When it comes to donating food, Feeding America has great guidelines on what you can and cannot donate to your local food bank. The simple rule of thumb is: canned foods good, refrigerated foods not so much. Because safety (from both deliberate and accidental contamination) is their primary concern, food banks do not take leftovers or open items. But if you have nine jars of marmalade in your pantry that you haven't opened and you've recently decided to go Paleo or sugar-free, most food banks will gladly take those. They even have a Food Bank Finder where you can input your zip code and find your local place to donate.
If you are going to donate furniture, make sure it's something that someone could put in their home as is (doesn't need refinishing or refurbishing) or can be resold. Gently worn is fine, ratty, torn with lots of holes, heavily scratched wood, or infested with bugs is not.
Habitat for Humanity has ReStore sites where they sell donated furnishings. Some of them will even come pick pieces up but you would have to visit their website to schedule a pickup or call ahead. The VVA has uses Pick Up Please to pick up furnishings (as well as clothing, books, appliances, and other household items) that they then donate to struggling veterans. Furniture Bank is a network of charities that gives furniture a second chance for women and children escaping domestic violence, immigrants, poor people, and the unemployed. The Arc sells your donated items through its thrift shops and uses those proceeds to help people with intellectual and developmental disabilities.
If you have a piano that needs donating, try The Beethoven Foundation or Pianos for Education, both of which are seeking specific brands of pianos and for which you need to apply to see if they would be willing to accept yours. Once approved, however, they will also pick them up.
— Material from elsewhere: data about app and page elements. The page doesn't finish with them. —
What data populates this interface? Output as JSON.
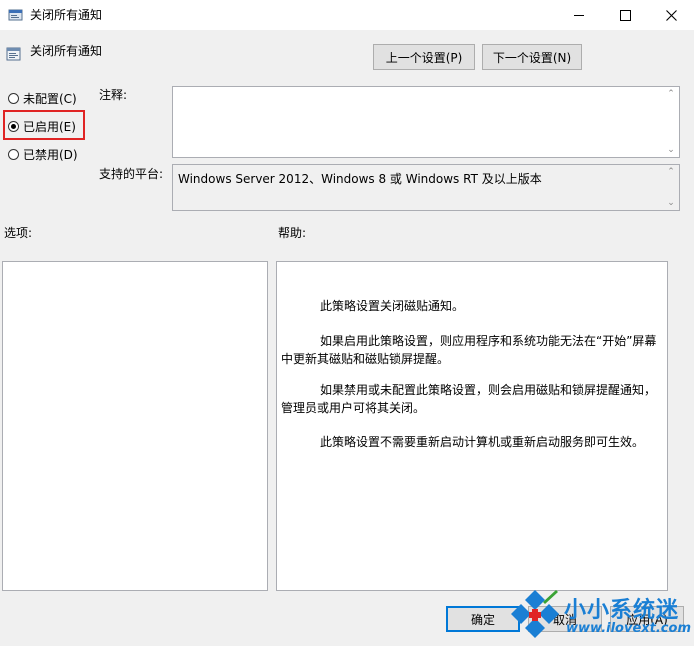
{
  "window": {
    "title": "关闭所有通知",
    "controls": {
      "minimize": "—",
      "maximize": "□",
      "close": "✕"
    }
  },
  "header": {
    "policy_name": "关闭所有通知",
    "prev_button": "上一个设置(P)",
    "next_button": "下一个设置(N)"
  },
  "state": {
    "options": [
      {
        "label": "未配置(C)",
        "checked": false
      },
      {
        "label": "已启用(E)",
        "checked": true
      },
      {
        "label": "已禁用(D)",
        "checked": false
      }
    ]
  },
  "comment": {
    "label": "注释:",
    "value": ""
  },
  "platform": {
    "label": "支持的平台:",
    "value": "Windows Server 2012、Windows 8 或 Windows RT 及以上版本"
  },
  "options_section": {
    "label": "选项:"
  },
  "help_section": {
    "label": "帮助:",
    "paragraphs": [
      "此策略设置关闭磁贴通知。",
      "如果启用此策略设置，则应用程序和系统功能无法在“开始”屏幕中更新其磁贴和磁贴锁屏提醒。",
      "如果禁用或未配置此策略设置，则会启用磁贴和锁屏提醒通知，管理员或用户可将其关闭。",
      "此策略设置不需要重新启动计算机或重新启动服务即可生效。"
    ]
  },
  "footer": {
    "ok_button": "确定",
    "cancel_button": "取消",
    "apply_button": "应用(A)"
  },
  "watermark": {
    "brand": "小小系统迷",
    "url": "www.ilovext.com"
  },
  "colors": {
    "highlight_box": "#e02424",
    "watermark_blue": "#1a7fd4"
  }
}
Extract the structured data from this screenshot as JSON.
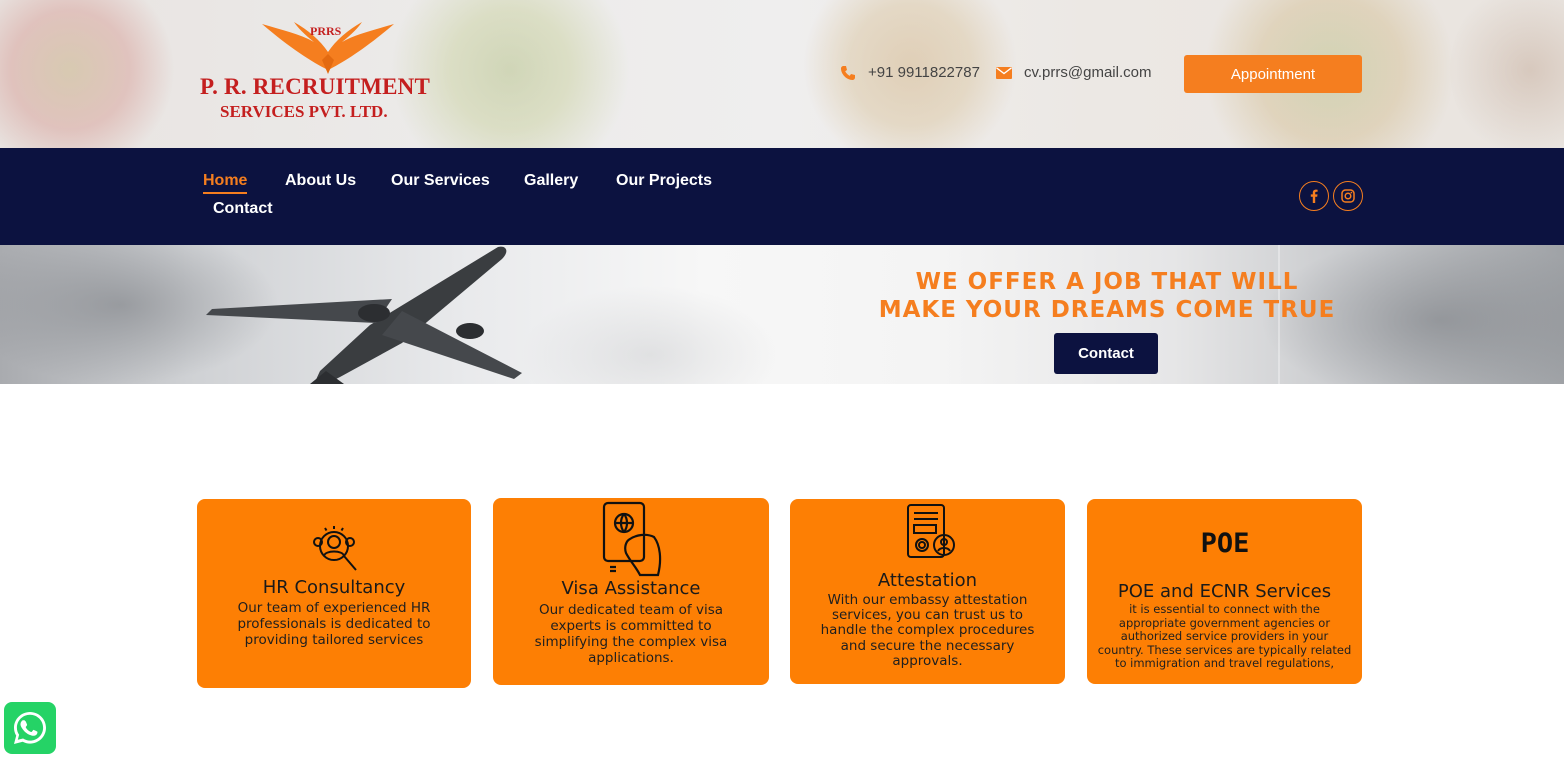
{
  "header": {
    "logo": {
      "badge": "PRRS",
      "line1": "P. R. RECRUITMENT",
      "line2": "SERVICES PVT. LTD."
    },
    "phone": "+91 9911822787",
    "email": "cv.prrs@gmail.com",
    "appointment_label": "Appointment"
  },
  "nav": {
    "items": [
      {
        "label": "Home",
        "active": true
      },
      {
        "label": "About Us"
      },
      {
        "label": "Our Services"
      },
      {
        "label": "Gallery"
      },
      {
        "label": "Our Projects"
      },
      {
        "label": "Contact"
      }
    ],
    "social": [
      "facebook-icon",
      "instagram-icon"
    ]
  },
  "hero": {
    "title_line1": "WE OFFER A JOB THAT WILL",
    "title_line2": "MAKE YOUR DREAMS COME TRUE",
    "button_label": "Contact"
  },
  "cards": [
    {
      "icon": "hr-consultancy-icon",
      "title": "HR Consultancy",
      "desc": [
        "Our team of experienced HR",
        "professionals is dedicated to",
        "providing tailored services"
      ]
    },
    {
      "icon": "visa-passport-icon",
      "title": "Visa Assistance",
      "desc": [
        "Our dedicated team of visa",
        "experts is committed to",
        "simplifying the complex visa",
        "applications."
      ]
    },
    {
      "icon": "attestation-certificate-icon",
      "title": "Attestation",
      "desc": [
        "With our embassy attestation",
        "services, you can trust us to",
        "handle the complex procedures",
        "and secure the necessary",
        "approvals."
      ]
    },
    {
      "icon": "poe-icon",
      "icon_text": "POE",
      "title": "POE and ECNR Services",
      "desc": [
        "it is essential to connect with the",
        "appropriate government agencies or",
        "authorized service providers in your",
        "country. These services are typically related",
        "to immigration and travel regulations,"
      ]
    }
  ],
  "colors": {
    "accent": "#f57e1f",
    "card": "#fd7f04",
    "navy": "#0c1240",
    "logo_red": "#c41f1f",
    "whatsapp": "#25d366"
  },
  "floating": {
    "whatsapp_icon": "whatsapp-icon"
  }
}
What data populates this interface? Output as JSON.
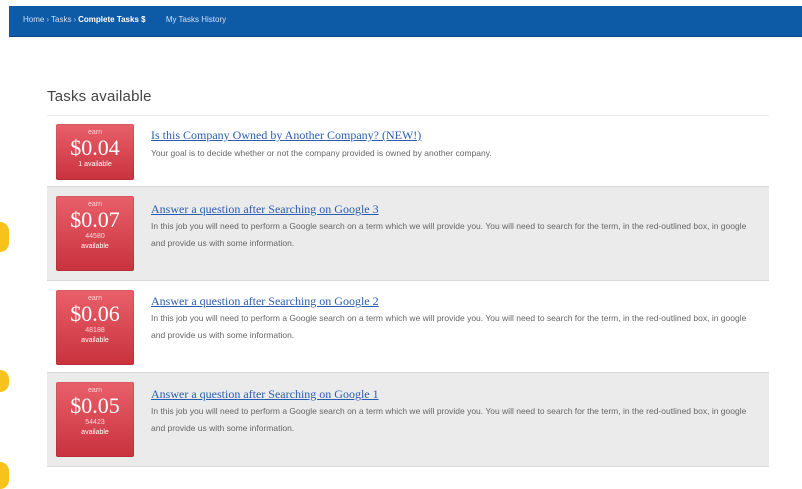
{
  "nav": {
    "crumb_home": "Home",
    "crumb_tasks": "Tasks",
    "crumb_current": "Complete Tasks $",
    "history": "My Tasks History"
  },
  "section": {
    "heading": "Tasks available"
  },
  "tasks": [
    {
      "earn": "earn",
      "amount": "$0.04",
      "count": "",
      "available": "1 available",
      "title": "Is this Company Owned by Another Company? (NEW!)",
      "description": "Your goal is to decide whether or not the company provided is owned by another company."
    },
    {
      "earn": "earn",
      "amount": "$0.07",
      "count": "44580",
      "available": "available",
      "title": "Answer a question after Searching on Google 3",
      "description": "In this job you will need to perform a Google search on a term which we will provide you. You will need to search for the term, in the red-outlined box, in google and provide us with some information."
    },
    {
      "earn": "earn",
      "amount": "$0.06",
      "count": "48188",
      "available": "available",
      "title": "Answer a question after Searching on Google 2",
      "description": "In this job you will need to perform a Google search on a term which we will provide you. You will need to search for the term, in the red-outlined box, in google and provide us with some information."
    },
    {
      "earn": "earn",
      "amount": "$0.05",
      "count": "54423",
      "available": "available",
      "title": "Answer a question after Searching on Google 1",
      "description": "In this job you will need to perform a Google search on a term which we will provide you. You will need to search for the term, in the red-outlined box, in google and provide us with some information."
    }
  ],
  "colors": {
    "topbar": "#0d5aa7",
    "badge": "#d9444f",
    "link": "#2a5db0",
    "row_alt": "#ebebeb"
  }
}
While Save the Music, one of the top non-profits for musical education, does not accept used instruments, but rather takes donations and buys high quality, new equipment for schools, their website has a list of organizations that do accept used instruments, so if your playing days are over, some other kid out there might discover that theirs have just begun.
Maybe you used to play tennis, and now your knees don't like running on concrete so much. From bikes to balls to cleats and nets, these organizations help redirect your equipment to kids and communities in need.
Also, if you find all of this overwhelming, just remember to take the enormity of the task and cut it up into bite-sized pieces. If you just tackle one of these areas each week or every other week, by the end of three months, you will have made a huge dent and cleared a lot of space both physically and mentally. If you, or someone you know, is dealing with hoarding issues, the National Alliance on Mental Illness offers support. Their hotline is 1-800-950-6264.
PopUP CleanUP is a professional event and commercial cleaning company headquartered in Los Angeles.